The Huanghe delta, China, is one of the most dynamic and heavily urbanized coastal landscapes in the world. We aim to utilize an ancient record of human-landscape interaction and a unrivaled pace of present-day fluvial dynamics to inform frameworks for the management of river and deltaic landscapes globally. We accomplish this through predictive models, field observation, and analytical work that together build a comprehensive picture for the delta development. This project is a multi-investigator, cross disciplinary and integrative effort that includes researchers from around the country and world.

Selenga River Delta, Russia

This study examines the sedimentary dynamics occurring in part of an active rift-basin margin (Baikal Rift), by evaluating how sediment transport processes and tectonics influence deltaic stratigraphy.
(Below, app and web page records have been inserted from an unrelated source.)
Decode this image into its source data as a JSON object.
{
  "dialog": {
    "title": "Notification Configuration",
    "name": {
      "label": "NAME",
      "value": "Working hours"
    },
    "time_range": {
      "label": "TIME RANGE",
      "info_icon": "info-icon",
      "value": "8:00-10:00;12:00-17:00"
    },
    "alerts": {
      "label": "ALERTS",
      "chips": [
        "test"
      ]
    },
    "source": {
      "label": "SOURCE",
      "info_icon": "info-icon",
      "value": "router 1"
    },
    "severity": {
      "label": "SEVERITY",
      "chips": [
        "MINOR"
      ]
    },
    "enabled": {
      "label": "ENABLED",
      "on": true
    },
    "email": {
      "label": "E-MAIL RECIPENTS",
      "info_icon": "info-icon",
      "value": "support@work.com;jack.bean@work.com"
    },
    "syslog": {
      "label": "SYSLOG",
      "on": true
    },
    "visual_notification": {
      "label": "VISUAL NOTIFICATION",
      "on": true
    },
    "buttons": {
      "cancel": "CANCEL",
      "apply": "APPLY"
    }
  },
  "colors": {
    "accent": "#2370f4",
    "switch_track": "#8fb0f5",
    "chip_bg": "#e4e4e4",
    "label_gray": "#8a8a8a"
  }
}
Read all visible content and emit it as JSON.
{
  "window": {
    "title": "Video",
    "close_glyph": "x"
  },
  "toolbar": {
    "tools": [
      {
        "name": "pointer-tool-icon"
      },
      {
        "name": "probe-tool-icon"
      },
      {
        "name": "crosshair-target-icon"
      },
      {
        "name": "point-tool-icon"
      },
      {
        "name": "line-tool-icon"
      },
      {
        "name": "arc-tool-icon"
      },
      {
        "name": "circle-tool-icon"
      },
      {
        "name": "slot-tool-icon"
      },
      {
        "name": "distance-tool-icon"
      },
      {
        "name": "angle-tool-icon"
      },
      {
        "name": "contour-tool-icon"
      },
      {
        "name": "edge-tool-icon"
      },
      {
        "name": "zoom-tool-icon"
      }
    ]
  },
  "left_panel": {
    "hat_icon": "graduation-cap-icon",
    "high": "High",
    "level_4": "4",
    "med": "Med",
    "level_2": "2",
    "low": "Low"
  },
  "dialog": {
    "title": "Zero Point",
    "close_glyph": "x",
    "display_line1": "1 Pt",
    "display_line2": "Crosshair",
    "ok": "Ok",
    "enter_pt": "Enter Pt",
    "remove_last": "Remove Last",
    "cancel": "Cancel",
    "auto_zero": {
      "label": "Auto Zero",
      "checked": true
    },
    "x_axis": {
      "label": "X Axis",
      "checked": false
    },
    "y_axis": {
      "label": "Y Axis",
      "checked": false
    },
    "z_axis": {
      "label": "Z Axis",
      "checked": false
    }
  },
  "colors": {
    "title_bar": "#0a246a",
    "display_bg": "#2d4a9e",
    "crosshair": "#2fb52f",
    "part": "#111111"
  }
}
The location of our investigation is the Selenga River delta, Lake Baikal, which is a 30 million year old lacustrine fan delta developed in Siberia. We utilize advanced instruments to measure hydrological properties of the deltaic channels, and use collected field data to inform and validate analytical and numerical models of hydrology and sediment transport. The distribution of sediment grain size in the deltaic channels, as related to hydrodynamics and sediment transport, play a critical role for influencing Selenga delta stratigraphy, because the sustained tectonic subsidence leads to high preservation potential of the sedimentary deposits associated with the delta topset. The interactions between the Selenga River delta and the active Baikal Rift basin provide an opportunity to explore the interactions between modern deltaic sedimentation processes and tectonics that affect the production of basin stratigraphy.
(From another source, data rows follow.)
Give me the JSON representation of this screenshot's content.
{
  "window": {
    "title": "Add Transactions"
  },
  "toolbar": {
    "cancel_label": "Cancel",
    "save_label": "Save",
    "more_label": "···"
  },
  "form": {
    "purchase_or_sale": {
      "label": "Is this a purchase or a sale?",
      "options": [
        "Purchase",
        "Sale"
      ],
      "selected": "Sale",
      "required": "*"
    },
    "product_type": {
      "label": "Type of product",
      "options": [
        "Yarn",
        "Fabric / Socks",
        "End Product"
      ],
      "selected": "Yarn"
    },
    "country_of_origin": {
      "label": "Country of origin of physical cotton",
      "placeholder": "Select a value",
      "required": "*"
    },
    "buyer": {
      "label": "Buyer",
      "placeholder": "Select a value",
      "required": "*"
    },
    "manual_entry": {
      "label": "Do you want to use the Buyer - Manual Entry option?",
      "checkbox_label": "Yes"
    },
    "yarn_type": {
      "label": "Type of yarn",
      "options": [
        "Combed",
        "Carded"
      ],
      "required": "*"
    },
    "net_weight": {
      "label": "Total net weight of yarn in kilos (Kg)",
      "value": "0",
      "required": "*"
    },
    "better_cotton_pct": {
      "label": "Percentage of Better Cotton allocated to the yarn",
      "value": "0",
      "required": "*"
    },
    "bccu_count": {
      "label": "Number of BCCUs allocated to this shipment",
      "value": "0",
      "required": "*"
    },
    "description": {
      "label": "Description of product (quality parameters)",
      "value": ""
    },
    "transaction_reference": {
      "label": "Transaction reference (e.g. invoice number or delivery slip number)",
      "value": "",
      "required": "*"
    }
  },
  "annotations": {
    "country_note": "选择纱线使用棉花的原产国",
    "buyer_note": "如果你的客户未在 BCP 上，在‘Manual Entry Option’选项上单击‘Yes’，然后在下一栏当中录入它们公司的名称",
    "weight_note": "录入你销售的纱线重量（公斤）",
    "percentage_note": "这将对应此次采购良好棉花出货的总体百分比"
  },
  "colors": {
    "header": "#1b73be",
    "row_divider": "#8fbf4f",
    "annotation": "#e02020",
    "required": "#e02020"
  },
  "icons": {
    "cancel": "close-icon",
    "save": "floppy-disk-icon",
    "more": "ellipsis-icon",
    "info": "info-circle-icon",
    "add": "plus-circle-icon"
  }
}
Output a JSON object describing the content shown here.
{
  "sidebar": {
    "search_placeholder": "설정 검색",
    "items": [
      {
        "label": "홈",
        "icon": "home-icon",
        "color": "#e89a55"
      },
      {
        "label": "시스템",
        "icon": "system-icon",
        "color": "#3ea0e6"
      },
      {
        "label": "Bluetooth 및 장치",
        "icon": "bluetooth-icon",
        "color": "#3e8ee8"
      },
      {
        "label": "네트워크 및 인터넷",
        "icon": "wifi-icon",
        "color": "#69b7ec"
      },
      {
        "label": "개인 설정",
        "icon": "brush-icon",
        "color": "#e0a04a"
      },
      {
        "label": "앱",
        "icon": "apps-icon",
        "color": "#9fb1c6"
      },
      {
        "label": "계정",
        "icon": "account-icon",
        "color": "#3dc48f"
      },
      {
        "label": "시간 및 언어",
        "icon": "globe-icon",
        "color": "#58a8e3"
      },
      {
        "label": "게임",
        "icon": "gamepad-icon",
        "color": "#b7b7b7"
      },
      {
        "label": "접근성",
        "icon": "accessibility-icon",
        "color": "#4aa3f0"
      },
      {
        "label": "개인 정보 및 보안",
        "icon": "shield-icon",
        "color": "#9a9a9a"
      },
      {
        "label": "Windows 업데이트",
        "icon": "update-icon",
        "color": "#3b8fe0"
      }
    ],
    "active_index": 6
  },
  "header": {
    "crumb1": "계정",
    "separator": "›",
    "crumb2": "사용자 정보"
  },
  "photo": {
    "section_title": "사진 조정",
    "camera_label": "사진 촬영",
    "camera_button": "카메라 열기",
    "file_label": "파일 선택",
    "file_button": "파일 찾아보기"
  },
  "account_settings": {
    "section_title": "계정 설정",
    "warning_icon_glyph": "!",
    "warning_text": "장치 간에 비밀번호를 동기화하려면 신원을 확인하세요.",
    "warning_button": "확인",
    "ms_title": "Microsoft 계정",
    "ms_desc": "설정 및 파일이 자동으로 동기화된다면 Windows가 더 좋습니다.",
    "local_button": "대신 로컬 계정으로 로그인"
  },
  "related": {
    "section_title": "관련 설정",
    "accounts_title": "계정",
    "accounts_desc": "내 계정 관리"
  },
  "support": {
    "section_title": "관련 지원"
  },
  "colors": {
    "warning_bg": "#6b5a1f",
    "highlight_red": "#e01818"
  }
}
Western Irish Namurian Basin

The Western Irish Namurian (Carboniferous) Basin (WINB) in County Clare, Ireland, contains coastal exposures of a variety of sedimentary environments ranging from fluvial deltaic deposits to deep water turbidites. However, the spatiotemporal relationships among these deposits are obscured by fold-thrust belt related deformation associated with the Variscan (Hercynian) orogeny and rift-related deformation associated with the breakup of Pangea. This project aims to develop a detailed evaluation of the interconnectedness of the sedimentary deposits and the physical processes that shaped the internal stratigraphy of the cyclothem deposits in the WINB by accounting for the nature and magnitude of the tectonic deformation affecting these strata. Reconstructed strata can provide a new perspective on the stratigraphic spatial variability in the WINB, including the size and distribution of fluvial-deltaic distributary channels within the Tullig and Kilkee Cyclothems. Channel characteristics (e.g. channel height and width, grain size, etc.) will be used to calculate avulsion nodal points, constrain the physical processes that shaped the sedimentology of the fluvial dispersal system, and evaluate the spatiotemporal variability between the cyclothems.
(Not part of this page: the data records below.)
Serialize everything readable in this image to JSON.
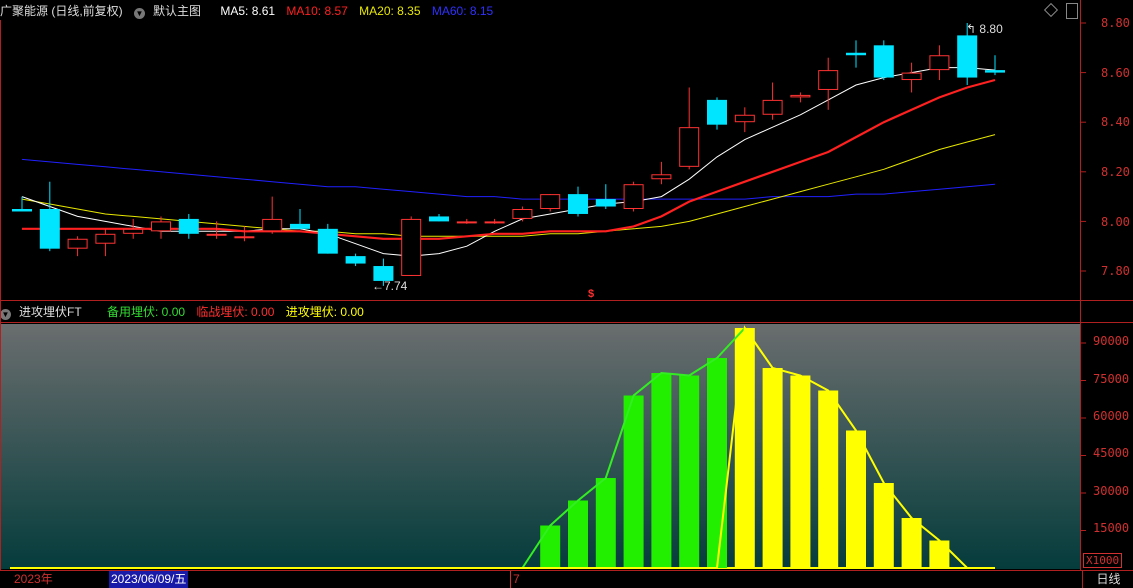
{
  "header": {
    "stock_name": "广聚能源 (日线,前复权)",
    "main_chart_name": "默认主图",
    "ma5": "MA5: 8.61",
    "ma10": "MA10: 8.57",
    "ma20": "MA20: 8.35",
    "ma60": "MA60: 8.15",
    "ma5_color": "#ffffff",
    "ma10_color": "#ff2020",
    "ma20_color": "#e8e800",
    "ma60_color": "#2020ff"
  },
  "sub_header": {
    "indicator_name": "进攻埋伏FT",
    "spare": "备用埋伏: 0.00",
    "critical": "临战埋伏: 0.00",
    "attack": "进攻埋伏: 0.00",
    "spare_color": "#33dd33",
    "critical_color": "#ff3030",
    "attack_color": "#ffff00"
  },
  "annotations": {
    "high_label": "8.80",
    "low_label": "7.74",
    "marker": "$"
  },
  "price_axis": [
    "8.80",
    "8.60",
    "8.40",
    "8.20",
    "8.00",
    "7.80"
  ],
  "volume_axis": [
    "90000",
    "75000",
    "60000",
    "45000",
    "30000",
    "15000"
  ],
  "volume_unit": "X1000",
  "date_bar": {
    "year": "2023年",
    "selected_date": "2023/06/09/五",
    "month_mark": "7",
    "period": "日线"
  },
  "chart_data": [
    {
      "type": "candlestick",
      "ylim": [
        7.68,
        8.88
      ],
      "candles": [
        {
          "o": 8.05,
          "h": 8.1,
          "l": 8.04,
          "c": 8.04
        },
        {
          "o": 8.05,
          "h": 8.16,
          "l": 7.88,
          "c": 7.89
        },
        {
          "o": 7.89,
          "h": 7.94,
          "l": 7.86,
          "c": 7.93
        },
        {
          "o": 7.91,
          "h": 7.97,
          "l": 7.86,
          "c": 7.95
        },
        {
          "o": 7.95,
          "h": 8.01,
          "l": 7.93,
          "c": 7.97
        },
        {
          "o": 7.96,
          "h": 8.02,
          "l": 7.93,
          "c": 8.0
        },
        {
          "o": 8.01,
          "h": 8.03,
          "l": 7.93,
          "c": 7.95
        },
        {
          "o": 7.95,
          "h": 8.0,
          "l": 7.93,
          "c": 7.95
        },
        {
          "o": 7.94,
          "h": 7.98,
          "l": 7.92,
          "c": 7.94
        },
        {
          "o": 7.96,
          "h": 8.1,
          "l": 7.95,
          "c": 8.01
        },
        {
          "o": 7.99,
          "h": 8.05,
          "l": 7.97,
          "c": 7.97
        },
        {
          "o": 7.97,
          "h": 7.99,
          "l": 7.87,
          "c": 7.87
        },
        {
          "o": 7.86,
          "h": 7.87,
          "l": 7.82,
          "c": 7.83
        },
        {
          "o": 7.82,
          "h": 7.85,
          "l": 7.74,
          "c": 7.76
        },
        {
          "o": 7.78,
          "h": 8.02,
          "l": 7.78,
          "c": 8.01
        },
        {
          "o": 8.02,
          "h": 8.03,
          "l": 8.0,
          "c": 8.0
        },
        {
          "o": 8.0,
          "h": 8.01,
          "l": 7.99,
          "c": 8.0
        },
        {
          "o": 8.0,
          "h": 8.01,
          "l": 7.99,
          "c": 8.0
        },
        {
          "o": 8.01,
          "h": 8.06,
          "l": 8.0,
          "c": 8.05
        },
        {
          "o": 8.05,
          "h": 8.11,
          "l": 8.04,
          "c": 8.11
        },
        {
          "o": 8.11,
          "h": 8.14,
          "l": 8.02,
          "c": 8.03
        },
        {
          "o": 8.09,
          "h": 8.15,
          "l": 8.05,
          "c": 8.06
        },
        {
          "o": 8.05,
          "h": 8.16,
          "l": 8.04,
          "c": 8.15
        },
        {
          "o": 8.17,
          "h": 8.24,
          "l": 8.15,
          "c": 8.19
        },
        {
          "o": 8.22,
          "h": 8.54,
          "l": 8.21,
          "c": 8.38
        },
        {
          "o": 8.49,
          "h": 8.5,
          "l": 8.37,
          "c": 8.39
        },
        {
          "o": 8.4,
          "h": 8.46,
          "l": 8.36,
          "c": 8.43
        },
        {
          "o": 8.43,
          "h": 8.56,
          "l": 8.41,
          "c": 8.49
        },
        {
          "o": 8.5,
          "h": 8.52,
          "l": 8.48,
          "c": 8.51
        },
        {
          "o": 8.53,
          "h": 8.66,
          "l": 8.45,
          "c": 8.61
        },
        {
          "o": 8.68,
          "h": 8.73,
          "l": 8.62,
          "c": 8.67
        },
        {
          "o": 8.71,
          "h": 8.73,
          "l": 8.57,
          "c": 8.58
        },
        {
          "o": 8.57,
          "h": 8.64,
          "l": 8.52,
          "c": 8.6
        },
        {
          "o": 8.61,
          "h": 8.71,
          "l": 8.57,
          "c": 8.67
        },
        {
          "o": 8.75,
          "h": 8.8,
          "l": 8.55,
          "c": 8.58
        },
        {
          "o": 8.61,
          "h": 8.67,
          "l": 8.59,
          "c": 8.6
        }
      ],
      "ma_series": [
        {
          "name": "MA5",
          "color": "#ffffff",
          "values": [
            8.1,
            8.06,
            8.02,
            8.0,
            7.98,
            7.96,
            7.96,
            7.96,
            7.96,
            7.97,
            7.97,
            7.95,
            7.91,
            7.87,
            7.86,
            7.87,
            7.9,
            7.96,
            8.01,
            8.03,
            8.05,
            8.07,
            8.08,
            8.1,
            8.17,
            8.26,
            8.33,
            8.38,
            8.43,
            8.49,
            8.55,
            8.58,
            8.6,
            8.62,
            8.62,
            8.61
          ]
        },
        {
          "name": "MA10",
          "color": "#ff2020",
          "values": [
            7.97,
            7.97,
            7.97,
            7.97,
            7.97,
            7.97,
            7.97,
            7.97,
            7.96,
            7.96,
            7.96,
            7.95,
            7.94,
            7.93,
            7.93,
            7.93,
            7.94,
            7.95,
            7.95,
            7.96,
            7.96,
            7.96,
            7.98,
            8.02,
            8.08,
            8.12,
            8.16,
            8.2,
            8.24,
            8.28,
            8.34,
            8.4,
            8.45,
            8.5,
            8.54,
            8.57
          ]
        },
        {
          "name": "MA20",
          "color": "#e8e800",
          "values": [
            8.09,
            8.07,
            8.05,
            8.03,
            8.02,
            8.01,
            8.0,
            7.99,
            7.98,
            7.97,
            7.96,
            7.96,
            7.95,
            7.95,
            7.94,
            7.94,
            7.94,
            7.94,
            7.94,
            7.95,
            7.95,
            7.96,
            7.97,
            7.98,
            8.0,
            8.03,
            8.06,
            8.09,
            8.12,
            8.15,
            8.18,
            8.21,
            8.25,
            8.29,
            8.32,
            8.35
          ]
        },
        {
          "name": "MA60",
          "color": "#2020ff",
          "values": [
            8.25,
            8.24,
            8.23,
            8.22,
            8.21,
            8.2,
            8.19,
            8.18,
            8.17,
            8.16,
            8.15,
            8.14,
            8.14,
            8.13,
            8.12,
            8.11,
            8.1,
            8.1,
            8.09,
            8.09,
            8.09,
            8.09,
            8.09,
            8.09,
            8.09,
            8.09,
            8.09,
            8.1,
            8.1,
            8.1,
            8.11,
            8.11,
            8.12,
            8.13,
            8.14,
            8.15
          ]
        }
      ]
    },
    {
      "type": "bar",
      "ylim": [
        0,
        96000
      ],
      "bars": [
        {
          "i": 19,
          "value": 17000,
          "color": "#22ee00"
        },
        {
          "i": 20,
          "value": 27000,
          "color": "#22ee00"
        },
        {
          "i": 21,
          "value": 36000,
          "color": "#22ee00"
        },
        {
          "i": 22,
          "value": 69000,
          "color": "#22ee00"
        },
        {
          "i": 23,
          "value": 78000,
          "color": "#22ee00"
        },
        {
          "i": 24,
          "value": 77000,
          "color": "#22ee00"
        },
        {
          "i": 25,
          "value": 84000,
          "color": "#22ee00"
        },
        {
          "i": 26,
          "value": 96000,
          "color": "#ffff00"
        },
        {
          "i": 27,
          "value": 80000,
          "color": "#ffff00"
        },
        {
          "i": 28,
          "value": 77000,
          "color": "#ffff00"
        },
        {
          "i": 29,
          "value": 71000,
          "color": "#ffff00"
        },
        {
          "i": 30,
          "value": 55000,
          "color": "#ffff00"
        },
        {
          "i": 31,
          "value": 34000,
          "color": "#ffff00"
        },
        {
          "i": 32,
          "value": 20000,
          "color": "#ffff00"
        },
        {
          "i": 33,
          "value": 11000,
          "color": "#ffff00"
        }
      ],
      "green_line": [
        [
          18,
          0
        ],
        [
          19,
          17000
        ],
        [
          20,
          27000
        ],
        [
          21,
          36000
        ],
        [
          22,
          69000
        ],
        [
          23,
          78000
        ],
        [
          24,
          77000
        ],
        [
          25,
          84000
        ],
        [
          26,
          96000
        ]
      ],
      "yellow_line": [
        [
          0,
          0
        ],
        [
          25,
          0
        ],
        [
          26,
          96000
        ],
        [
          27,
          80000
        ],
        [
          28,
          77000
        ],
        [
          29,
          71000
        ],
        [
          30,
          55000
        ],
        [
          31,
          34000
        ],
        [
          32,
          20000
        ],
        [
          33,
          11000
        ],
        [
          34,
          0
        ],
        [
          35,
          0
        ]
      ]
    }
  ]
}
White Sands, New Mexico

White Sands National Monument is a dune field located in south-central New Mexico in the Tularosa Basin, a fault-bounded rift basin between the San Andres and Sacremento Mountains. The dune field is comprised of almost entirely gypsum sand that is generated from a deflating surface of paleo-Lake Otero evaporite deposits. Dune-forming winds come from the southwest and occur infrequently; the dunes therefore migrate to the east/north-east at rates of 1–5 m yr−1 in punctuated events dictated by the wind regime. The upwind margin of the dune field, defined as the crest of the westernmost
slip face, presents a significant topographic rise from the relatively flat deflating playa. Our research on the dune field is motivated by observations of grain size variation and dune field geometry stability over decadal timescales. We seek to combine field survey and numerical modeling to discover explanations for the development of the dune field in both the modern and extending into the past.